**Your instructions:** Keep images out and repeat all data exactly.

**Provided entries:**
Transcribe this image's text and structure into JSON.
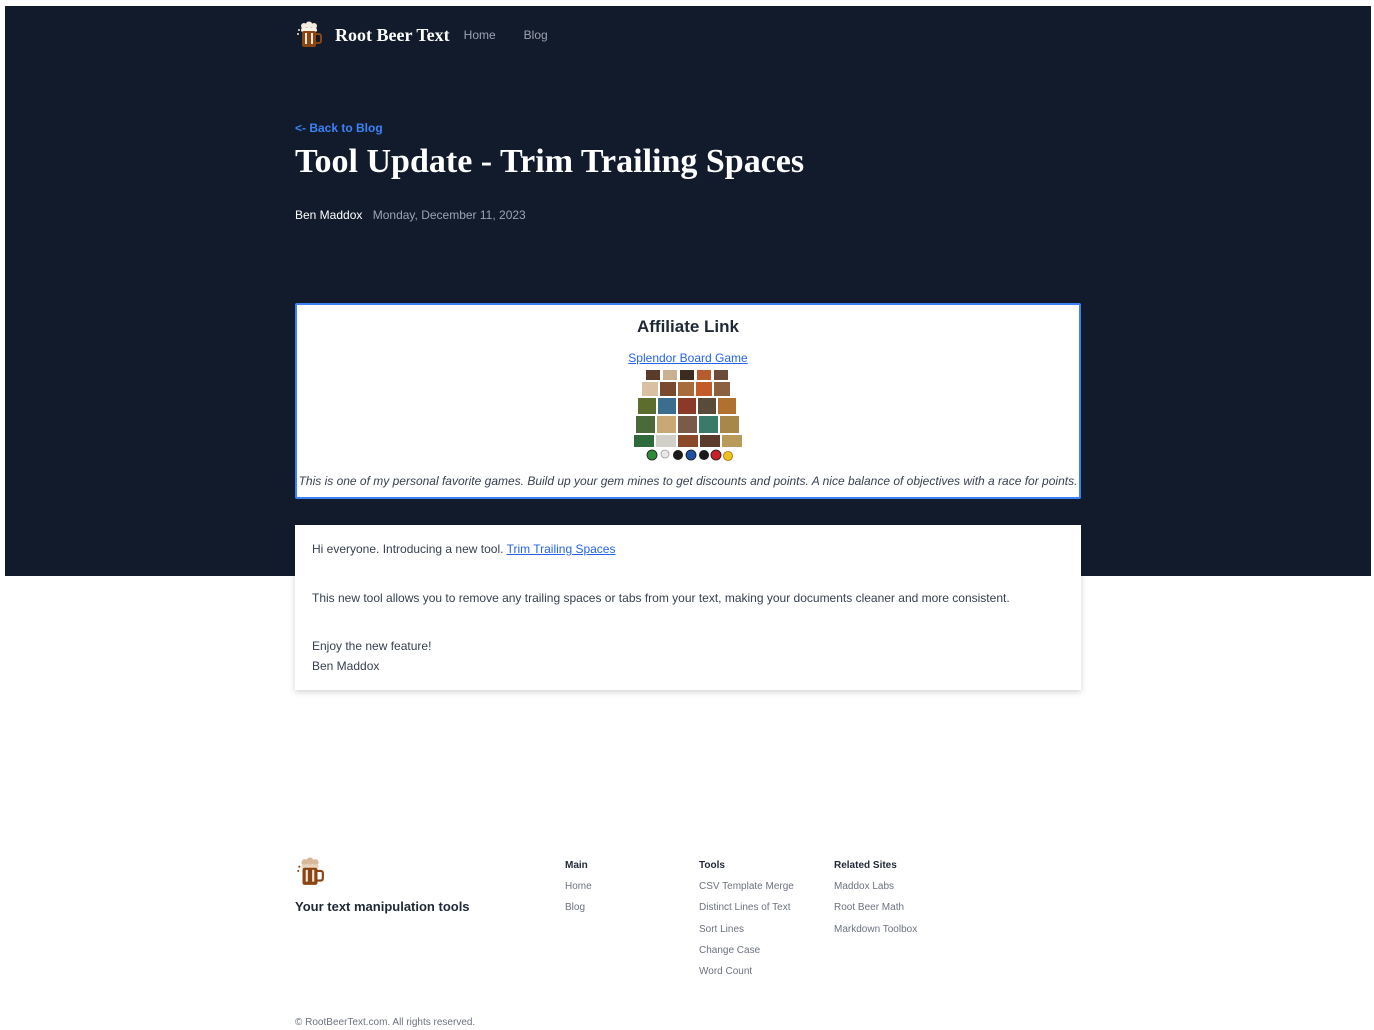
{
  "nav": {
    "brand": "Root Beer Text",
    "links": [
      "Home",
      "Blog"
    ]
  },
  "post": {
    "back_link": "<- Back to Blog",
    "title": "Tool Update - Trim Trailing Spaces",
    "author": "Ben Maddox",
    "date": "Monday, December 11, 2023"
  },
  "affiliate": {
    "heading": "Affiliate Link",
    "link_text": "Splendor Board Game",
    "description": "This is one of my personal favorite games. Build up your gem mines to get discounts and points. A nice balance of objectives with a race for points."
  },
  "content": {
    "intro": "Hi everyone. Introducing a new tool. ",
    "tool_link": "Trim Trailing Spaces",
    "body": "This new tool allows you to remove any trailing spaces or tabs from your text, making your documents cleaner and more consistent.",
    "closing": "Enjoy the new feature!",
    "signature": "Ben Maddox"
  },
  "footer": {
    "tagline": "Your text manipulation tools",
    "columns": [
      {
        "title": "Main",
        "links": [
          "Home",
          "Blog"
        ]
      },
      {
        "title": "Tools",
        "links": [
          "CSV Template Merge",
          "Distinct Lines of Text",
          "Sort Lines",
          "Change Case",
          "Word Count"
        ]
      },
      {
        "title": "Related Sites",
        "links": [
          "Maddox Labs",
          "Root Beer Math",
          "Markdown Toolbox"
        ]
      }
    ],
    "copyright": "© RootBeerText.com. All rights reserved."
  },
  "colors": {
    "hero_bg": "#111b2c",
    "accent": "#3b82f6",
    "link": "#2563eb"
  },
  "icons": [
    "root-beer-mug-icon"
  ]
}
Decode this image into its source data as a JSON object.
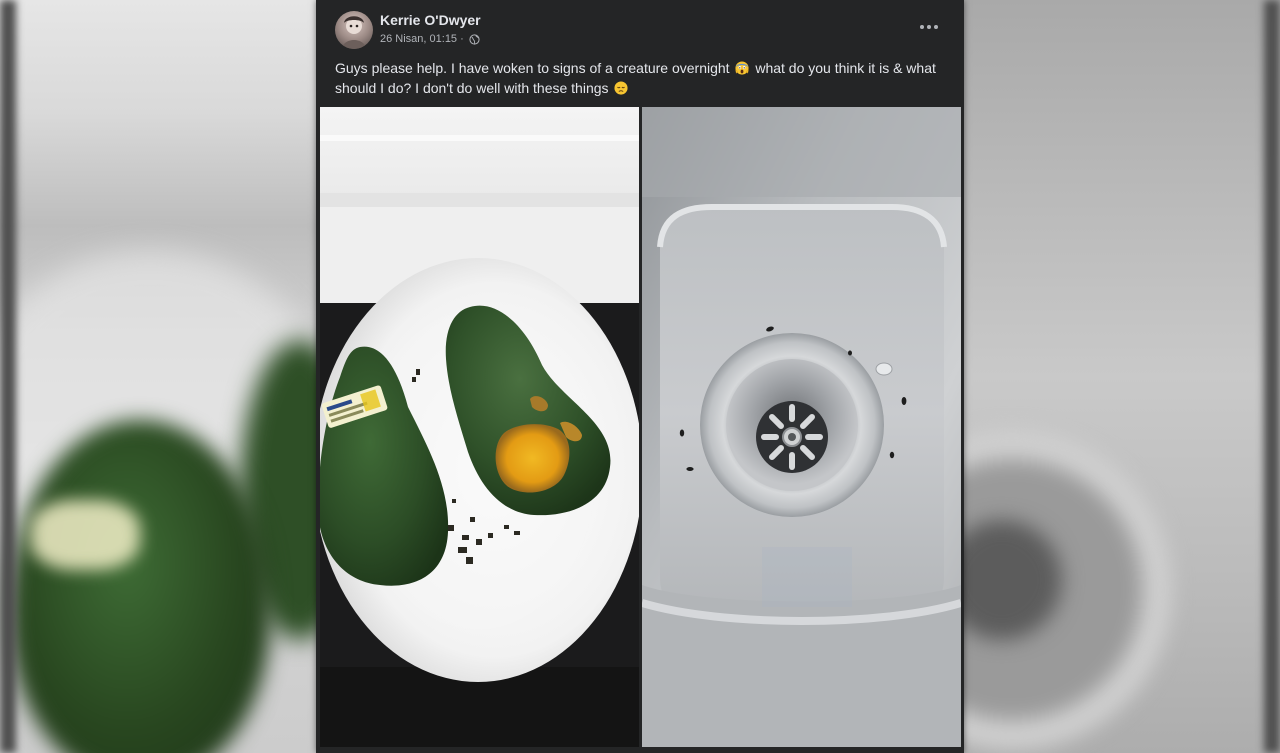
{
  "post": {
    "author": "Kerrie O'Dwyer",
    "date": "26 Nisan, 01:15",
    "separator": "·",
    "privacy_icon": "globe-icon",
    "menu_icon": "more-horizontal-icon",
    "text_part1": "Guys please help. I have woken to signs of a creature overnight",
    "emoji1": "scream-face-emoji",
    "text_part2": "what do you think it is & what should I do? I don't do well with these things",
    "emoji2": "disappointed-face-emoji"
  },
  "photos": [
    {
      "name": "avocados-on-plate-photo"
    },
    {
      "name": "sink-drain-photo"
    }
  ],
  "colors": {
    "card_bg": "#242526",
    "primary_text": "#e4e6eb",
    "secondary_text": "#b0b3b8"
  }
}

**Response to this exercise:**
Transcribe this image's text and structure into JSON.
{
  "nav": {
    "brand": "Root Beer Text",
    "links": [
      "Home",
      "Blog"
    ]
  },
  "post": {
    "back_link": "<- Back to Blog",
    "title": "Tool Update - Trim Trailing Spaces",
    "author": "Ben Maddox",
    "date": "Monday, December 11, 2023"
  },
  "affiliate": {
    "heading": "Affiliate Link",
    "link_text": "Splendor Board Game",
    "description": "This is one of my personal favorite games. Build up your gem mines to get discounts and points. A nice balance of objectives with a race for points."
  },
  "content": {
    "intro": "Hi everyone. Introducing a new tool. ",
    "tool_link": "Trim Trailing Spaces",
    "body": "This new tool allows you to remove any trailing spaces or tabs from your text, making your documents cleaner and more consistent.",
    "closing": "Enjoy the new feature!",
    "signature": "Ben Maddox"
  },
  "footer": {
    "tagline": "Your text manipulation tools",
    "columns": [
      {
        "title": "Main",
        "links": [
          "Home",
          "Blog"
        ]
      },
      {
        "title": "Tools",
        "links": [
          "CSV Template Merge",
          "Distinct Lines of Text",
          "Sort Lines",
          "Change Case",
          "Word Count"
        ]
      },
      {
        "title": "Related Sites",
        "links": [
          "Maddox Labs",
          "Root Beer Math",
          "Markdown Toolbox"
        ]
      }
    ],
    "copyright": "© RootBeerText.com. All rights reserved."
  },
  "colors": {
    "hero_bg": "#111b2c",
    "accent": "#3b82f6",
    "link": "#2563eb"
  },
  "icons": [
    "root-beer-mug-icon"
  ]
}
Decode this image into its source data as a JSON object.
{
  "post": {
    "author": "Kerrie O'Dwyer",
    "date": "26 Nisan, 01:15",
    "separator": "·",
    "privacy_icon": "globe-icon",
    "menu_icon": "more-horizontal-icon",
    "text_part1": "Guys please help. I have woken to signs of a creature overnight",
    "emoji1": "scream-face-emoji",
    "text_part2": "what do you think it is & what should I do? I don't do well with these things",
    "emoji2": "disappointed-face-emoji"
  },
  "photos": [
    {
      "name": "avocados-on-plate-photo"
    },
    {
      "name": "sink-drain-photo"
    }
  ],
  "colors": {
    "card_bg": "#242526",
    "primary_text": "#e4e6eb",
    "secondary_text": "#b0b3b8"
  }
}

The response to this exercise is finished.